● DIRECTIONS:
Only the lines holding "Formularer" are wanted. Copy every one from the records below.

Segment Start: ENTRIES SHOWN

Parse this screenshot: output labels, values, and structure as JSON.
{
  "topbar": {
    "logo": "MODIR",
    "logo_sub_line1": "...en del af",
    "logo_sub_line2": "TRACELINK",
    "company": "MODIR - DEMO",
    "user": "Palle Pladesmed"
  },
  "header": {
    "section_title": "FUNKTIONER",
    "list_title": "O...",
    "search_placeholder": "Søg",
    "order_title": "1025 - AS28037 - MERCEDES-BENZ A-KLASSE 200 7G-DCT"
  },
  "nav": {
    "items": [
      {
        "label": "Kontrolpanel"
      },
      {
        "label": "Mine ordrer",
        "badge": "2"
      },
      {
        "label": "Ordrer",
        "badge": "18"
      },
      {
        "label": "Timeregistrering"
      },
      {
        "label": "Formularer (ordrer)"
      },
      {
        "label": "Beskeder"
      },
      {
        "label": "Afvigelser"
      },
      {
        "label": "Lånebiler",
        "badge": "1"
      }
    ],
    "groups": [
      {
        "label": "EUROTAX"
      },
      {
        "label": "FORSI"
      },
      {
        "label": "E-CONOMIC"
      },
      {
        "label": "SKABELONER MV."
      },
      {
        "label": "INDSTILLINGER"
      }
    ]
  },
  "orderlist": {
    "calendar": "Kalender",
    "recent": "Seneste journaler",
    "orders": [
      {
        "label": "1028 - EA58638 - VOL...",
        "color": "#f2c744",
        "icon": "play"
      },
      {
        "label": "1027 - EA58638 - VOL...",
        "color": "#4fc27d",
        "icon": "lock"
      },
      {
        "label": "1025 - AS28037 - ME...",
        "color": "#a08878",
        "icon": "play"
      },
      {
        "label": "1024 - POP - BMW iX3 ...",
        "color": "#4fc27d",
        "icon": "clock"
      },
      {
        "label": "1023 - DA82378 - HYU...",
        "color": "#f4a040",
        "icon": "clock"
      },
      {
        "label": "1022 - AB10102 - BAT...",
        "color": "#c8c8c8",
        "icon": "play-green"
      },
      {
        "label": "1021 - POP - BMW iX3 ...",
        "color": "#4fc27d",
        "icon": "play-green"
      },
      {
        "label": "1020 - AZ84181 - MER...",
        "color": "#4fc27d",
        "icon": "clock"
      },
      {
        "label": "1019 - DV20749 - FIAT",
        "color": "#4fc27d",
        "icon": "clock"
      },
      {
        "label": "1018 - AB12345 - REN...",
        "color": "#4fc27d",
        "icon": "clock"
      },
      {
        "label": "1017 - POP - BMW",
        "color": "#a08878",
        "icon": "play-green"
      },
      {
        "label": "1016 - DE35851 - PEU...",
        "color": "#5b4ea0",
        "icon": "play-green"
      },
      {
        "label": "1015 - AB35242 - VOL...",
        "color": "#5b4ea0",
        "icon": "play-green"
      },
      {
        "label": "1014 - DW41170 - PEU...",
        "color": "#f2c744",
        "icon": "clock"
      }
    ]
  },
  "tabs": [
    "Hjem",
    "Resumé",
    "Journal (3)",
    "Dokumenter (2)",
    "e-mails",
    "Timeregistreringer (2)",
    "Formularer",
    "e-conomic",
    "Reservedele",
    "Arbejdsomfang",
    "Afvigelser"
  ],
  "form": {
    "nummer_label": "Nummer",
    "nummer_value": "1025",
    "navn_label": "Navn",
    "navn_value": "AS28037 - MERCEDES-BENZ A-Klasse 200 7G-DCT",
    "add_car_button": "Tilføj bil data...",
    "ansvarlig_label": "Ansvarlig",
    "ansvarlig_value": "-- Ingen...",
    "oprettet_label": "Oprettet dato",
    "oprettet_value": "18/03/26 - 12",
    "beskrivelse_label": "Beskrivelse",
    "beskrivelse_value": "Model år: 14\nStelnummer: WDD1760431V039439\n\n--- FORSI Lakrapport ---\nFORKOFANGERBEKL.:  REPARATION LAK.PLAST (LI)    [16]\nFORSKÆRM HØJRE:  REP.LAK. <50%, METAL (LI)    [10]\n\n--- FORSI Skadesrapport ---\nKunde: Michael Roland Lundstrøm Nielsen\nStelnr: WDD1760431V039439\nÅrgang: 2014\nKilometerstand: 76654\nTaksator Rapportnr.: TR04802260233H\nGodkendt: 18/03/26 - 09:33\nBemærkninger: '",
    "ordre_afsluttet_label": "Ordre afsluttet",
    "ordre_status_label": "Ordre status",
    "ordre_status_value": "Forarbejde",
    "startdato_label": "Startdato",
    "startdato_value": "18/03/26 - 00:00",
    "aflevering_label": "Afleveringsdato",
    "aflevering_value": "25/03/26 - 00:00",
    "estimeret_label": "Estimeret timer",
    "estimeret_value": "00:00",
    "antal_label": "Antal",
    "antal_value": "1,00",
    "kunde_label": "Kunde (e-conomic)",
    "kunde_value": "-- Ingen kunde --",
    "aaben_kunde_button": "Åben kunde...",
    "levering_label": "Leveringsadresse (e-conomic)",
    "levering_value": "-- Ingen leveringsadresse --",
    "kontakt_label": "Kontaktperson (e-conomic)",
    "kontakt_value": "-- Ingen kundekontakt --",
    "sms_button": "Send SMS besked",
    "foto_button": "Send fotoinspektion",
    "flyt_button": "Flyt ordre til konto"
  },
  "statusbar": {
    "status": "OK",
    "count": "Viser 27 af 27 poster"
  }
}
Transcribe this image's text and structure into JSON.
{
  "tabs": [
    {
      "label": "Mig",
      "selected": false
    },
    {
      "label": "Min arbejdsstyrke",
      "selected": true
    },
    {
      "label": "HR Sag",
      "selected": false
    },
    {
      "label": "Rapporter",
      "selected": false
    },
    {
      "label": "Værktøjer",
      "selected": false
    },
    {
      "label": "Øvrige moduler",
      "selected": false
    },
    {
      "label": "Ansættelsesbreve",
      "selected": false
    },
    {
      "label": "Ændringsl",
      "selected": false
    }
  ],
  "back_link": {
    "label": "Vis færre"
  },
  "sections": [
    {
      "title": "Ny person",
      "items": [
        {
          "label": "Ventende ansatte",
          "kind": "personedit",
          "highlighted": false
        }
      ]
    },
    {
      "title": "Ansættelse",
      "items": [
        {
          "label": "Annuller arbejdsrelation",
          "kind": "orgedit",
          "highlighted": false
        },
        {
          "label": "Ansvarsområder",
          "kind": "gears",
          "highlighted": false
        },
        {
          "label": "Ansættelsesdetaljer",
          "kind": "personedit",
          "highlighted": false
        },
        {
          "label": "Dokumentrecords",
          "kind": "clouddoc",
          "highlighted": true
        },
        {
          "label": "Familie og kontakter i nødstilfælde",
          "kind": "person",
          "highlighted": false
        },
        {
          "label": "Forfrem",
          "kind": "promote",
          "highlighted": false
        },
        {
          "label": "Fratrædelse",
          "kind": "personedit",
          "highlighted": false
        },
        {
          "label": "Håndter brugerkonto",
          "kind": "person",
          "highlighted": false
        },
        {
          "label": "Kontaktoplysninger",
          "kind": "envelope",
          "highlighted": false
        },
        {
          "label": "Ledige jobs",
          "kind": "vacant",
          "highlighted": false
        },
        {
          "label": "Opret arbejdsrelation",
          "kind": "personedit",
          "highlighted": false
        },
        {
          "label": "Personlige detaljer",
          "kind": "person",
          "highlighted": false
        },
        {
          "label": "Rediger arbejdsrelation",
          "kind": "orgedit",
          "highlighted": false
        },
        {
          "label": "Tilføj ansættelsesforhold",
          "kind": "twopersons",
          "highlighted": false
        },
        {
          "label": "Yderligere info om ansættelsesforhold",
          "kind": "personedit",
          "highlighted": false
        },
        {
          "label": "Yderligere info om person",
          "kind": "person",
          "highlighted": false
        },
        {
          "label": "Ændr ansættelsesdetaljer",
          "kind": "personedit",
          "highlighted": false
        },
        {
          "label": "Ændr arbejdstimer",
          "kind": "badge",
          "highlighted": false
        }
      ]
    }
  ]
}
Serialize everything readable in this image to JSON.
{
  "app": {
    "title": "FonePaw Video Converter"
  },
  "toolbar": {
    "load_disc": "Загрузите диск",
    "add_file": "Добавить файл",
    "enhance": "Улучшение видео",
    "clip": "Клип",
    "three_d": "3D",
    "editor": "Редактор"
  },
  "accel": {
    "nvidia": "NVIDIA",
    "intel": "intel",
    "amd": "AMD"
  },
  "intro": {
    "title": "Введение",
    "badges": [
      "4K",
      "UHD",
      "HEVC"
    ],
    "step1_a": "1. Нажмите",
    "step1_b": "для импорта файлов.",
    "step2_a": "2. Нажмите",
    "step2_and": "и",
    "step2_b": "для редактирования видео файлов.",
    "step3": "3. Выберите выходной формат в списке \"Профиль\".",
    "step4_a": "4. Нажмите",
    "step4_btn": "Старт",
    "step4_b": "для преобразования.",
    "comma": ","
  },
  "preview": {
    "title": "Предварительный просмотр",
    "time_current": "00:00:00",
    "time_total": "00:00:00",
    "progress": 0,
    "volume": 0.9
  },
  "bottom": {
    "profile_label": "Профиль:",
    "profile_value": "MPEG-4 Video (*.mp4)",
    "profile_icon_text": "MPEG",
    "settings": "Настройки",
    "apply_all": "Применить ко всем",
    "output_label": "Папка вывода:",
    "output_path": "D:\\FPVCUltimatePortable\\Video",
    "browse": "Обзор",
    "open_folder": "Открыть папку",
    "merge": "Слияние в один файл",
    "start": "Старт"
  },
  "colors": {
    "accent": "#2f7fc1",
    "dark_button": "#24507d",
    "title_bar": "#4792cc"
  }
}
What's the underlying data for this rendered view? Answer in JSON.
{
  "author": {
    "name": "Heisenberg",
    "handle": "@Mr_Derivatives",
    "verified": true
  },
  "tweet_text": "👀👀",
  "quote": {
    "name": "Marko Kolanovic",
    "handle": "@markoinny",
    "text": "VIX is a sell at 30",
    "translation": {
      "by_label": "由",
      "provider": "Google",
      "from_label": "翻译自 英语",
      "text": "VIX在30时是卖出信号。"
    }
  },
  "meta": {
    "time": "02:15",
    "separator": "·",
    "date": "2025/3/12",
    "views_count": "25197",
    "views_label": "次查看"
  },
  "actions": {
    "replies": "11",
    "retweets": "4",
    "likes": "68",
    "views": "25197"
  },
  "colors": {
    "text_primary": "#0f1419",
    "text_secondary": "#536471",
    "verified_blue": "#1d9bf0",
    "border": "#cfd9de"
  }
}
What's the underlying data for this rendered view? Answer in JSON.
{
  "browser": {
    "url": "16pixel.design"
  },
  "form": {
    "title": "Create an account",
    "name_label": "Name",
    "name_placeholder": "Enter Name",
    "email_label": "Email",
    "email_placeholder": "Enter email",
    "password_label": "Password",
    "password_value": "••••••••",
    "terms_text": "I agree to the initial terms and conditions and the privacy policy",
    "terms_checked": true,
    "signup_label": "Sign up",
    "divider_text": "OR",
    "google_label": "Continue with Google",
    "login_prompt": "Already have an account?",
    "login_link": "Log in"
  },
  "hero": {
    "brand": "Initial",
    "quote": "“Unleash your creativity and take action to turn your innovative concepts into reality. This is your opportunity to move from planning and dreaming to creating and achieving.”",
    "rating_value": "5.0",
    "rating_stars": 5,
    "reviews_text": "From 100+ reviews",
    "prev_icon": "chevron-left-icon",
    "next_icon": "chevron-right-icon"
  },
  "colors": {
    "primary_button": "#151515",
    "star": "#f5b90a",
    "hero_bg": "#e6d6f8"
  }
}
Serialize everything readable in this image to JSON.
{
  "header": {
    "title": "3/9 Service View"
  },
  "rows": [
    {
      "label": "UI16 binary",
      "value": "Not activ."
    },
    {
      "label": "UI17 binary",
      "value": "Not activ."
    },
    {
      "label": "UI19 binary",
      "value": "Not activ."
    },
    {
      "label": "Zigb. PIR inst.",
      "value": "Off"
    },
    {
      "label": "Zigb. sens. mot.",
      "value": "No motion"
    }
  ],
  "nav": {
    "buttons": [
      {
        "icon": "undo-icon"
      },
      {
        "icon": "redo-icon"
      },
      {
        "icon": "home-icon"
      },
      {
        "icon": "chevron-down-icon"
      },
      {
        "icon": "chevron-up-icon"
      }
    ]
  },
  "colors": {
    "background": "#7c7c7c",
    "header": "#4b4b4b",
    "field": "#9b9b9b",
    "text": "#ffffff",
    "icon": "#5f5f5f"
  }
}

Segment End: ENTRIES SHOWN

● ANSWER SECTION:
        "label": "Formularer (ordrer)"
    "Formularer",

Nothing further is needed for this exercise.